> _Action item_: Write out each record in full and exactly as given. Skip any pictures.

> _Data_:

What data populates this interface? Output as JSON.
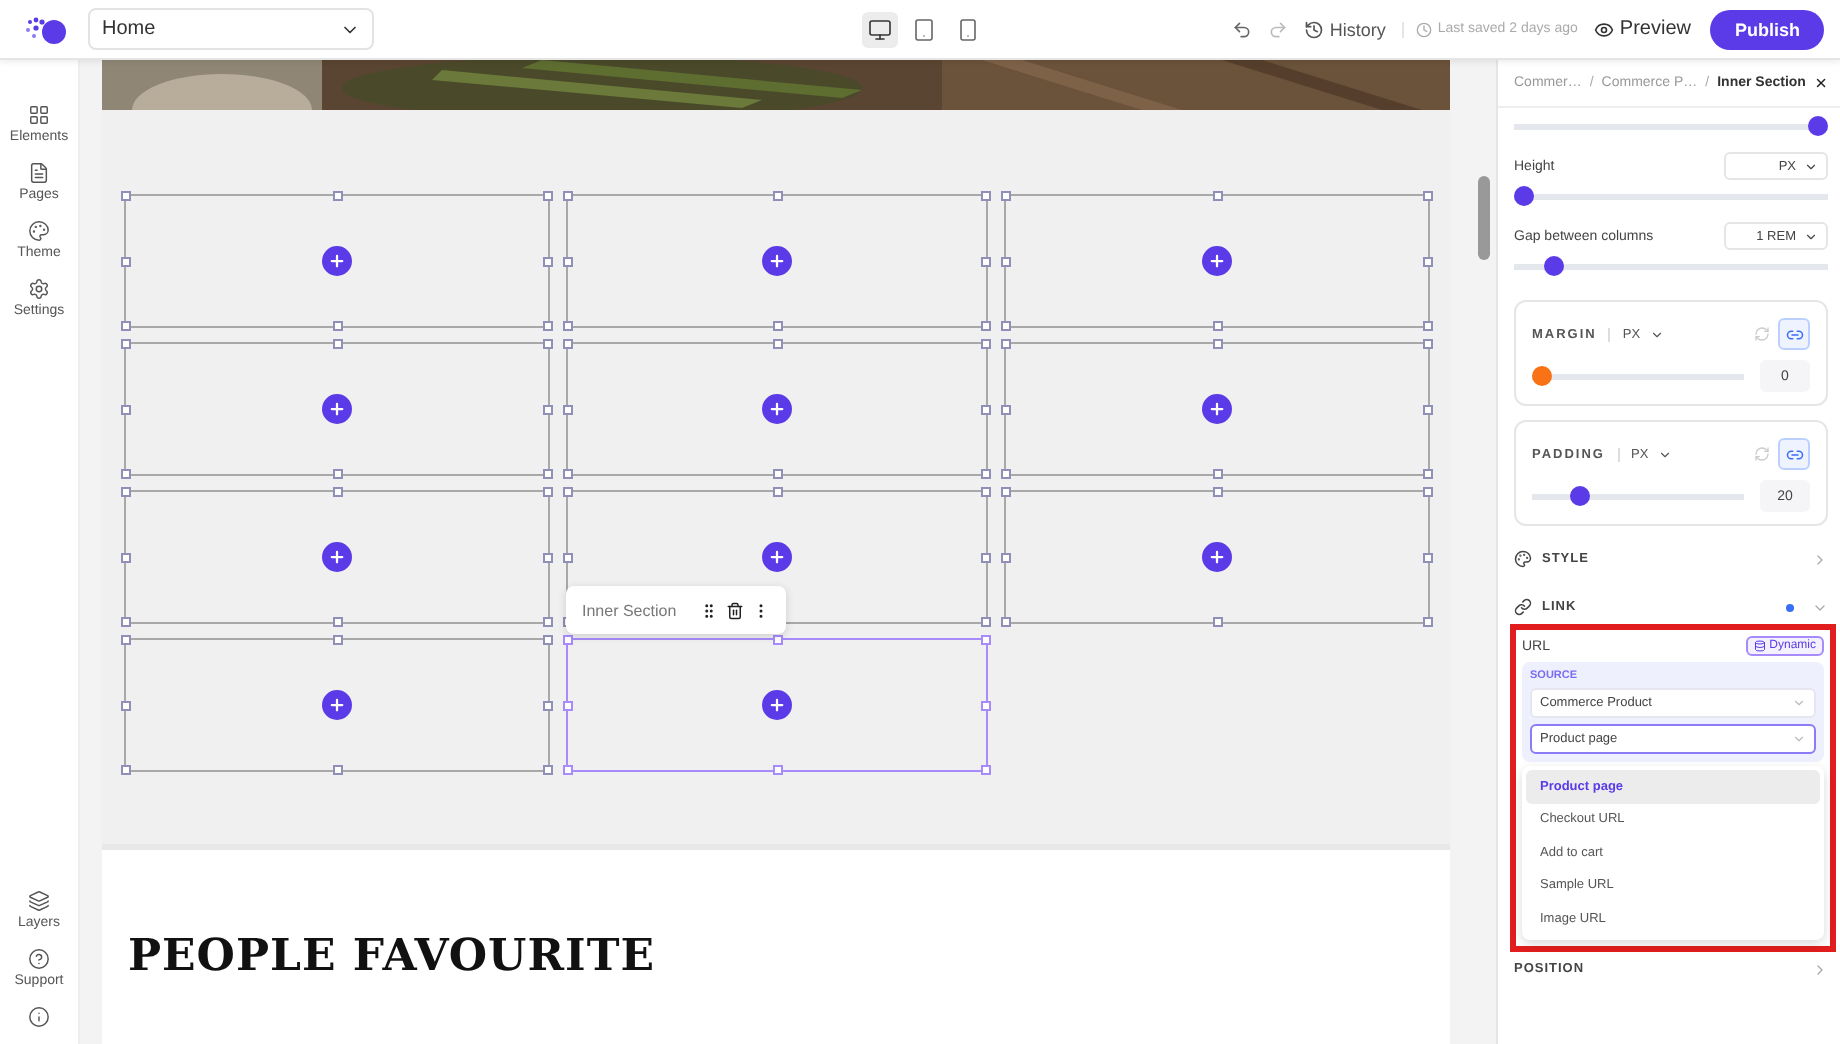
{
  "topbar": {
    "page_select": "Home",
    "devices": [
      {
        "kind": "desktop",
        "selected": true
      },
      {
        "kind": "tablet",
        "selected": false
      },
      {
        "kind": "mobile",
        "selected": false
      }
    ],
    "history": "History",
    "last_saved": "Last saved 2 days ago",
    "preview": "Preview",
    "publish": "Publish"
  },
  "sidebar": {
    "items": [
      {
        "kind": "elements",
        "label": "Elements"
      },
      {
        "kind": "pages",
        "label": "Pages"
      },
      {
        "kind": "theme",
        "label": "Theme"
      },
      {
        "kind": "settings",
        "label": "Settings"
      }
    ],
    "bottom_items": [
      {
        "kind": "layers",
        "label": "Layers"
      },
      {
        "kind": "support",
        "label": "Support"
      },
      {
        "kind": "info"
      }
    ]
  },
  "canvas": {
    "cells": [
      {
        "selected": false
      },
      {
        "selected": false
      },
      {
        "selected": false
      },
      {
        "selected": false
      },
      {
        "selected": false
      },
      {
        "selected": false
      },
      {
        "selected": false
      },
      {
        "selected": false
      },
      {
        "selected": false
      },
      {
        "selected": false
      },
      {
        "selected": true
      }
    ],
    "toolbar": {
      "label": "Inner Section"
    },
    "heading": "PEOPLE FAVOURITE"
  },
  "panel": {
    "breadcrumb": [
      "Commer…",
      "Commerce P…",
      "Inner Section"
    ],
    "breadcrumb_separator": "/",
    "sliders": [
      {
        "level": 1
      },
      {
        "label": "Height",
        "unit": "PX",
        "level": 0
      },
      {
        "label": "Gap between columns",
        "unit": "1 REM",
        "level": 0.1
      }
    ],
    "spacing": [
      {
        "label": "MARGIN",
        "unit": "PX",
        "level": 0,
        "value": "0",
        "color": "#f97316",
        "linked": true
      },
      {
        "label": "PADDING",
        "unit": "PX",
        "level": 0.2,
        "value": "20",
        "color": "#5b3be8",
        "linked": true
      }
    ],
    "style": {
      "label": "STYLE"
    },
    "link": {
      "label": "LINK",
      "modified": true,
      "url_label": "URL",
      "dynamic": "Dynamic",
      "source_label": "SOURCE",
      "source": "Commerce Product",
      "field": "Product page",
      "options": [
        {
          "label": "Product page",
          "selected": true
        },
        {
          "label": "Checkout URL",
          "selected": false
        },
        {
          "label": "Add to cart",
          "selected": false
        },
        {
          "label": "Sample URL",
          "selected": false
        },
        {
          "label": "Image URL",
          "selected": false
        }
      ]
    },
    "position": {
      "label": "POSITION"
    }
  }
}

> _Reply to the task_:
What data populates this interface? Output as JSON.
{
  "topbar": {
    "page_select": "Home",
    "devices": [
      {
        "kind": "desktop",
        "selected": true
      },
      {
        "kind": "tablet",
        "selected": false
      },
      {
        "kind": "mobile",
        "selected": false
      }
    ],
    "history": "History",
    "last_saved": "Last saved 2 days ago",
    "preview": "Preview",
    "publish": "Publish"
  },
  "sidebar": {
    "items": [
      {
        "kind": "elements",
        "label": "Elements"
      },
      {
        "kind": "pages",
        "label": "Pages"
      },
      {
        "kind": "theme",
        "label": "Theme"
      },
      {
        "kind": "settings",
        "label": "Settings"
      }
    ],
    "bottom_items": [
      {
        "kind": "layers",
        "label": "Layers"
      },
      {
        "kind": "support",
        "label": "Support"
      },
      {
        "kind": "info"
      }
    ]
  },
  "canvas": {
    "cells": [
      {
        "selected": false
      },
      {
        "selected": false
      },
      {
        "selected": false
      },
      {
        "selected": false
      },
      {
        "selected": false
      },
      {
        "selected": false
      },
      {
        "selected": false
      },
      {
        "selected": false
      },
      {
        "selected": false
      },
      {
        "selected": false
      },
      {
        "selected": true
      }
    ],
    "toolbar": {
      "label": "Inner Section"
    },
    "heading": "PEOPLE FAVOURITE"
  },
  "panel": {
    "breadcrumb": [
      "Commer…",
      "Commerce P…",
      "Inner Section"
    ],
    "breadcrumb_separator": "/",
    "sliders": [
      {
        "level": 1
      },
      {
        "label": "Height",
        "unit": "PX",
        "level": 0
      },
      {
        "label": "Gap between columns",
        "unit": "1 REM",
        "level": 0.1
      }
    ],
    "spacing": [
      {
        "label": "MARGIN",
        "unit": "PX",
        "level": 0,
        "value": "0",
        "color": "#f97316",
        "linked": true
      },
      {
        "label": "PADDING",
        "unit": "PX",
        "level": 0.2,
        "value": "20",
        "color": "#5b3be8",
        "linked": true
      }
    ],
    "style": {
      "label": "STYLE"
    },
    "link": {
      "label": "LINK",
      "modified": true,
      "url_label": "URL",
      "dynamic": "Dynamic",
      "source_label": "SOURCE",
      "source": "Commerce Product",
      "field": "Product page",
      "options": [
        {
          "label": "Product page",
          "selected": true
        },
        {
          "label": "Checkout URL",
          "selected": false
        },
        {
          "label": "Add to cart",
          "selected": false
        },
        {
          "label": "Sample URL",
          "selected": false
        },
        {
          "label": "Image URL",
          "selected": false
        }
      ]
    },
    "position": {
      "label": "POSITION"
    }
  }
}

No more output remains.